* [Information shown]:
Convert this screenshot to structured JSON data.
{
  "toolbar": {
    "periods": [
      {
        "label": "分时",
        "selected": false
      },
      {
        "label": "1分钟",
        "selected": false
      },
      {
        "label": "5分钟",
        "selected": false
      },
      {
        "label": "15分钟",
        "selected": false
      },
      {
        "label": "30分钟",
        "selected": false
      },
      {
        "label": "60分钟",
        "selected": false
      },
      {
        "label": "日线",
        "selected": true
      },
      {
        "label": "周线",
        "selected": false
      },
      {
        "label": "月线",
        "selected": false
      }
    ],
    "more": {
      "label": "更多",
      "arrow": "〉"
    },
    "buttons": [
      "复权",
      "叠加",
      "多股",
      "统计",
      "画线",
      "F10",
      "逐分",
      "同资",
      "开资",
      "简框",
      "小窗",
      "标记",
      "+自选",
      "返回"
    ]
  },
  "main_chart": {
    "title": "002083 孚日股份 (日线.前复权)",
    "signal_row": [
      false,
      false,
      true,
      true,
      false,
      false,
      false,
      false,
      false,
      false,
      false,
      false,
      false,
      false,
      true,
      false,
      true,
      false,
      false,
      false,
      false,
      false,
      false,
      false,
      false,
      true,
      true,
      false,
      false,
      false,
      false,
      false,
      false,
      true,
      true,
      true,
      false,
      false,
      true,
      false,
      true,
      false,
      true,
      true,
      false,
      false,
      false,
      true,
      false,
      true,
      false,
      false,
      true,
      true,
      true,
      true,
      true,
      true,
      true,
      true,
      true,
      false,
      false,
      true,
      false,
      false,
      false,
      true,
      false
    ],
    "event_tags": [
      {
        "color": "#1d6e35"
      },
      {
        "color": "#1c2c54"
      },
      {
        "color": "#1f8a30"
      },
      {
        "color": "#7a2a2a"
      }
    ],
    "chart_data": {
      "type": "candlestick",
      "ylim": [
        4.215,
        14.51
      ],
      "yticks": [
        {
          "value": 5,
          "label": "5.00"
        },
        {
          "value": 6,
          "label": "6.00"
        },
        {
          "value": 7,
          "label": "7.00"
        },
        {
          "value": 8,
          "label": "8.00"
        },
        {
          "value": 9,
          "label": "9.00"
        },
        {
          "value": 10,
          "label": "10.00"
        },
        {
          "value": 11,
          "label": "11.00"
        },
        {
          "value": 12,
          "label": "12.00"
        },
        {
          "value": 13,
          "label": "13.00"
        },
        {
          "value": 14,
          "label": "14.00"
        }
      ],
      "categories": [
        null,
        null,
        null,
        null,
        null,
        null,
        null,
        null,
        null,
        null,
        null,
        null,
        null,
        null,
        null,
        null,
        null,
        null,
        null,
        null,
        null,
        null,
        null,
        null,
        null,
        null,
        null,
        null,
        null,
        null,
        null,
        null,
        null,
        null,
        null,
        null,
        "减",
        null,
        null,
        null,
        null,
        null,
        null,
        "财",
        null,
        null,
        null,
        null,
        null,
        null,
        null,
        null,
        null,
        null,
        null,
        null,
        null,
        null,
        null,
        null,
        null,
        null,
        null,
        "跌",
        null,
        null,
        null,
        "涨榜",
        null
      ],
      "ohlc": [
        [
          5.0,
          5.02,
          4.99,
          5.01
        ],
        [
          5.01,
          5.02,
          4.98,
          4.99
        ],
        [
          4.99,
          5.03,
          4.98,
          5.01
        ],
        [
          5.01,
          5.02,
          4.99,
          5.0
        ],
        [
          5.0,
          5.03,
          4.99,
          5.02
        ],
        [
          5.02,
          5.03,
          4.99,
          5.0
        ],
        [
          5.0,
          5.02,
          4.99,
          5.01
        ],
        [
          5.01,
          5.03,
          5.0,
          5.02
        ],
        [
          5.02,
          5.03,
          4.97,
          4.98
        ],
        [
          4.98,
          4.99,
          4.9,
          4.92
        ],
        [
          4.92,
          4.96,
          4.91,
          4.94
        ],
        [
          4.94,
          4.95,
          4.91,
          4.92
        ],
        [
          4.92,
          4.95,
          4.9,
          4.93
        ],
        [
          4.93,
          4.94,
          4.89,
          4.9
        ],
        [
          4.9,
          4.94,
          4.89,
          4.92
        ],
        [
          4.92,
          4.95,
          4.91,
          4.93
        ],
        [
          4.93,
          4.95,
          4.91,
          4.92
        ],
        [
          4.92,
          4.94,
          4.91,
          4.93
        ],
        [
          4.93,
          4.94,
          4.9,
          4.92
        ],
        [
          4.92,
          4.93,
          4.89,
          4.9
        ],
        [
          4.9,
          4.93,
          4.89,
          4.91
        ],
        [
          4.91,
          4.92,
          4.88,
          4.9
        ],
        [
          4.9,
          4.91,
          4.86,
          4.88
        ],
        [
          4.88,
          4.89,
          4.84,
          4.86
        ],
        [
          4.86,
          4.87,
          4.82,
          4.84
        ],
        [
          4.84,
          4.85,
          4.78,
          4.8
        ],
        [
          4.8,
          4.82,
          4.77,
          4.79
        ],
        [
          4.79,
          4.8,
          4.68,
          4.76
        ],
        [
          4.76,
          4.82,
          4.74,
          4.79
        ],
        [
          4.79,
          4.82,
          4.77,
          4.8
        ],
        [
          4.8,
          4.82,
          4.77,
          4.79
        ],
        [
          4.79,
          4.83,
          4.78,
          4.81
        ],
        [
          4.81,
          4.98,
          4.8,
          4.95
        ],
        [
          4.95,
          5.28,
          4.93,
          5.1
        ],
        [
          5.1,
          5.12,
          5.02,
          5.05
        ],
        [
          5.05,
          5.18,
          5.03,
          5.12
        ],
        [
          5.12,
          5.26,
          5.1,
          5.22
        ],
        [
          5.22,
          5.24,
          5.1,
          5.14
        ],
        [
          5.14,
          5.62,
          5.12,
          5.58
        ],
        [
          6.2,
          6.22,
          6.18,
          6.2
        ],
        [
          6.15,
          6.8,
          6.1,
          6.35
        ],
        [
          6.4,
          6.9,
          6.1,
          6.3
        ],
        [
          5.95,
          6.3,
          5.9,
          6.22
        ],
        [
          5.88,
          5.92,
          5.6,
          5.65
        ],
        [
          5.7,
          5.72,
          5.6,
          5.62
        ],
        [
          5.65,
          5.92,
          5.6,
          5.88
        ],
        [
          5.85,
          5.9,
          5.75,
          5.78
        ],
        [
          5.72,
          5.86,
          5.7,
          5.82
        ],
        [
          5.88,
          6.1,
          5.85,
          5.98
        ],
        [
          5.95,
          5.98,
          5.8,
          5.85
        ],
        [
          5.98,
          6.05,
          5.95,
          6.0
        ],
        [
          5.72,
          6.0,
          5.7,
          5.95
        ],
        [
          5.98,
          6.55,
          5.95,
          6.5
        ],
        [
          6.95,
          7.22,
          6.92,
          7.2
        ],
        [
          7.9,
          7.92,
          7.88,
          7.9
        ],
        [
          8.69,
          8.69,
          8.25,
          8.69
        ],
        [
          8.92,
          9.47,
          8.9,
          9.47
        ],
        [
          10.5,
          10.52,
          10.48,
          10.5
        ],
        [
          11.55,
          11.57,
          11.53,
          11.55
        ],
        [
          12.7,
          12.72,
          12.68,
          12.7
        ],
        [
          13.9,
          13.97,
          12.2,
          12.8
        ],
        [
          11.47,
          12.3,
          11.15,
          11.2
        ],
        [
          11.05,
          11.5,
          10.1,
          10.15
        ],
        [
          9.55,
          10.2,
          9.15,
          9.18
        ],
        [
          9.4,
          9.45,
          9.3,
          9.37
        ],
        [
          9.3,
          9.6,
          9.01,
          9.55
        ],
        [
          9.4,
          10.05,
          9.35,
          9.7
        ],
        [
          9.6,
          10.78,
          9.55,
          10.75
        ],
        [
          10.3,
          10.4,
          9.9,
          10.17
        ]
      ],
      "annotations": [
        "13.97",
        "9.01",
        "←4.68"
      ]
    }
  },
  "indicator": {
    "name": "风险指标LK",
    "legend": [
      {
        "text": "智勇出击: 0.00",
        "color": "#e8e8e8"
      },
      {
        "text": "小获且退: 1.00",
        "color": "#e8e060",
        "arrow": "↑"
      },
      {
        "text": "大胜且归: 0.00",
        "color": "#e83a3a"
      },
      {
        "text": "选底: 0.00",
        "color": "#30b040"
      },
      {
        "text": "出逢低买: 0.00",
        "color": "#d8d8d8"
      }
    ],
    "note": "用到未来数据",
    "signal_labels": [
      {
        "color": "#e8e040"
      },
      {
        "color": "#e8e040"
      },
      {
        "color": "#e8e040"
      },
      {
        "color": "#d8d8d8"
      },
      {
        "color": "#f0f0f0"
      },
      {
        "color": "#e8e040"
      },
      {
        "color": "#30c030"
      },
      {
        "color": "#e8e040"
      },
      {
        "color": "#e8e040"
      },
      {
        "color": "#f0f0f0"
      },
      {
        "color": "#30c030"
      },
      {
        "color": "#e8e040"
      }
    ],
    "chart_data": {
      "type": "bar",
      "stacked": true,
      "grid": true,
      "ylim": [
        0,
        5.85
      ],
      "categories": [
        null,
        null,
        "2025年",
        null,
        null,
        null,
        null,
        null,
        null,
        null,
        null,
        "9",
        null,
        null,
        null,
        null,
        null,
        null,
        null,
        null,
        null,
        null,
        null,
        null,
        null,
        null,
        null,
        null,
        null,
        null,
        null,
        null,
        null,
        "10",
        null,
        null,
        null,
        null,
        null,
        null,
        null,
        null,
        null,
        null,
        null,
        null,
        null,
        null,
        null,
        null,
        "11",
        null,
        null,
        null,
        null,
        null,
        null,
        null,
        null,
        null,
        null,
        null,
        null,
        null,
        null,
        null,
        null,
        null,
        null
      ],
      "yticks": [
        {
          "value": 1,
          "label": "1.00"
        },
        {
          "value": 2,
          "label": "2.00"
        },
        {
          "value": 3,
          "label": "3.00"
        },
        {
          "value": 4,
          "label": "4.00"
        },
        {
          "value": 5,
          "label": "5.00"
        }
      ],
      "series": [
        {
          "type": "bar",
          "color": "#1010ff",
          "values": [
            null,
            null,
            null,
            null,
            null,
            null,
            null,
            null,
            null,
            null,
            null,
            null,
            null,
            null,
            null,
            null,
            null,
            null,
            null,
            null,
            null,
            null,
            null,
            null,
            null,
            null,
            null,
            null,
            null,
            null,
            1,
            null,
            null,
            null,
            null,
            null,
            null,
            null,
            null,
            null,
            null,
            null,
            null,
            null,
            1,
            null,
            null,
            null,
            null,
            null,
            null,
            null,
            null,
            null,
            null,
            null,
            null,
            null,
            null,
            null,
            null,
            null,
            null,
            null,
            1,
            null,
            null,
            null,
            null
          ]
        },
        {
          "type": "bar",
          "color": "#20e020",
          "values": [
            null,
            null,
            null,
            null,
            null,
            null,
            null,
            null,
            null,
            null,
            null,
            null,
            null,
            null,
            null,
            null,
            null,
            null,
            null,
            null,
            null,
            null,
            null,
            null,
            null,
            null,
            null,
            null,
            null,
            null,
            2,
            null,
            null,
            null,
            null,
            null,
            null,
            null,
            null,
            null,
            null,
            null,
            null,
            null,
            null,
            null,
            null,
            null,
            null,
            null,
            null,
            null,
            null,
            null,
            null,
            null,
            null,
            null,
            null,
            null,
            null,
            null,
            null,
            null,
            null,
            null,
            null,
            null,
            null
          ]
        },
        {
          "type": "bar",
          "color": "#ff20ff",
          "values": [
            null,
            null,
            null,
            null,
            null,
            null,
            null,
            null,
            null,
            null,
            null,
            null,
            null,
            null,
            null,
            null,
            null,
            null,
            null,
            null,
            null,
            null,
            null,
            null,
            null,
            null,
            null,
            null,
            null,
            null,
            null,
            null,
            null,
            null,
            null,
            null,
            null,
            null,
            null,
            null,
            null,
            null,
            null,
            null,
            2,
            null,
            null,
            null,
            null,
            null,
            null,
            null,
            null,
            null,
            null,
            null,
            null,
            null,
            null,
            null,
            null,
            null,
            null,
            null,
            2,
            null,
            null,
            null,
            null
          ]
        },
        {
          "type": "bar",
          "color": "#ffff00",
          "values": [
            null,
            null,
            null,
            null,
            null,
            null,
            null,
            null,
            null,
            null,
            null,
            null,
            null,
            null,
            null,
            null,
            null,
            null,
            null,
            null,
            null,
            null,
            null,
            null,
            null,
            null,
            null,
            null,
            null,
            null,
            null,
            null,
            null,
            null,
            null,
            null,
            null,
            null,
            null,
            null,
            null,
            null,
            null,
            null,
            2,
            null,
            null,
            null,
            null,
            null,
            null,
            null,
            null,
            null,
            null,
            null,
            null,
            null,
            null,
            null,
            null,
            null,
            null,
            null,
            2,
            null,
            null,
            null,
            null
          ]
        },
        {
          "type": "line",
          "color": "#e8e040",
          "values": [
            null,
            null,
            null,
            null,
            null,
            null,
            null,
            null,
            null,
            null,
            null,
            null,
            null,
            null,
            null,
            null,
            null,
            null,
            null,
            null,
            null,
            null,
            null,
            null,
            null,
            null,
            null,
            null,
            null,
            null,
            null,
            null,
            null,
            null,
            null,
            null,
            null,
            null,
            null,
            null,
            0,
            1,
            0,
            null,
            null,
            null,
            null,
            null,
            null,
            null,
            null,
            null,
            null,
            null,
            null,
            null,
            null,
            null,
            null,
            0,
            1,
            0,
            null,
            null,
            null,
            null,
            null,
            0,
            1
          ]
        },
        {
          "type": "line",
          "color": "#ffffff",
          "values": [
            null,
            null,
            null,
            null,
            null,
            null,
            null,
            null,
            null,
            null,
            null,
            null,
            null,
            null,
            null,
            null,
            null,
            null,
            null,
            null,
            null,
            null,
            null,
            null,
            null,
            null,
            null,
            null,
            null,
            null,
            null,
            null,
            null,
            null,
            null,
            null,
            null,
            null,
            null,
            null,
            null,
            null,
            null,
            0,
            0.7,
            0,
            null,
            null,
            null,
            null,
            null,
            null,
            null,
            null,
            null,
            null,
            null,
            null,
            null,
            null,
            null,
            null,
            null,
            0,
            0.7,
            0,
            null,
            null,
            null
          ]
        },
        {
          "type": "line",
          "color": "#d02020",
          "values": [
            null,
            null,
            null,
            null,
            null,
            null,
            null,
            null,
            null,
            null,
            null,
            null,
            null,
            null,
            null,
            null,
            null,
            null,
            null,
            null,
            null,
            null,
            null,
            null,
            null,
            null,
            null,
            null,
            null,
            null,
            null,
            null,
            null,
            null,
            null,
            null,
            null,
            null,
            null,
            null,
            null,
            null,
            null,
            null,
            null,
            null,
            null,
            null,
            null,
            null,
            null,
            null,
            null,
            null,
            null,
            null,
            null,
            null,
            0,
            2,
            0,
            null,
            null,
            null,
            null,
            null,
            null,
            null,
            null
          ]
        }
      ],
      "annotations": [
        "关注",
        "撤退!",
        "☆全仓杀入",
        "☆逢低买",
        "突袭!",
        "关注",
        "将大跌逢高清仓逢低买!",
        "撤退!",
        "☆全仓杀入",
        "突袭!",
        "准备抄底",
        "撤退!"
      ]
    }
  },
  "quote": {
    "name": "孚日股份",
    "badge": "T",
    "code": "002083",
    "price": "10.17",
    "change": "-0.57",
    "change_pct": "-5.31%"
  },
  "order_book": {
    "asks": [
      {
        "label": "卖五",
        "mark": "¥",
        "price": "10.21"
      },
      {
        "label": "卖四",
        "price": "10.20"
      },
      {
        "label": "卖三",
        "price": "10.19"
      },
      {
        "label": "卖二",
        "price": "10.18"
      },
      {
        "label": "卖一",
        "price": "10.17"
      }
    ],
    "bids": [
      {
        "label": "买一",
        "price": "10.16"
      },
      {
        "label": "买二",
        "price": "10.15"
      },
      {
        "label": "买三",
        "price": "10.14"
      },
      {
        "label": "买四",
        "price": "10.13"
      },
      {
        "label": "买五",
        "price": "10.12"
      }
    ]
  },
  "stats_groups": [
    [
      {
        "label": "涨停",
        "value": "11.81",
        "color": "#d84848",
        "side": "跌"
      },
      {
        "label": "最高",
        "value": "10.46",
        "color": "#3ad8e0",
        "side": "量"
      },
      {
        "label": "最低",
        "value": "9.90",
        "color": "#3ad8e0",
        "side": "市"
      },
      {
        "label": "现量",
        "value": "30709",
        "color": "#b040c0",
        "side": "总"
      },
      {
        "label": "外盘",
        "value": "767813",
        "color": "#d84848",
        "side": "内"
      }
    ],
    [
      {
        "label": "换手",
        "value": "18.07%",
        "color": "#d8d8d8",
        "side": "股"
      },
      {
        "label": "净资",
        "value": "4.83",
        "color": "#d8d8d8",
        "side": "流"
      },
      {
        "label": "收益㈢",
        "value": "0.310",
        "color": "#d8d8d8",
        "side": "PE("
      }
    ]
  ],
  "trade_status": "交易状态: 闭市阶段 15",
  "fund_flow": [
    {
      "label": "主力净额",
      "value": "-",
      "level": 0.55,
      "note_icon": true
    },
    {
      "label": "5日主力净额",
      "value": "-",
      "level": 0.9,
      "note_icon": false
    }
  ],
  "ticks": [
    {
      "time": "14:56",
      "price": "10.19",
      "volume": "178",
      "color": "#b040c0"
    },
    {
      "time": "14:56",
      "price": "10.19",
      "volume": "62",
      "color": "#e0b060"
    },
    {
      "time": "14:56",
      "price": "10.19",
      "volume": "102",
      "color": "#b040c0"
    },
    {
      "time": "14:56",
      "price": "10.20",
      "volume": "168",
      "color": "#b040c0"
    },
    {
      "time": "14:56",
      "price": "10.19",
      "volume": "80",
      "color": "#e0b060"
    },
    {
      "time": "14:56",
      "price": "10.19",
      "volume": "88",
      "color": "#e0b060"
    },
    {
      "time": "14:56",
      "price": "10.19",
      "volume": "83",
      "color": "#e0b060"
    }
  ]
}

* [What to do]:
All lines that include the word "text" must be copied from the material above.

* [Response area]:
        "text": "智勇出击: 0.00",
        "text": "小获且退: 1.00",
        "text": "大胜且归: 0.00",
        "text": "选底: 0.00",
        "text": "出逢低买: 0.00",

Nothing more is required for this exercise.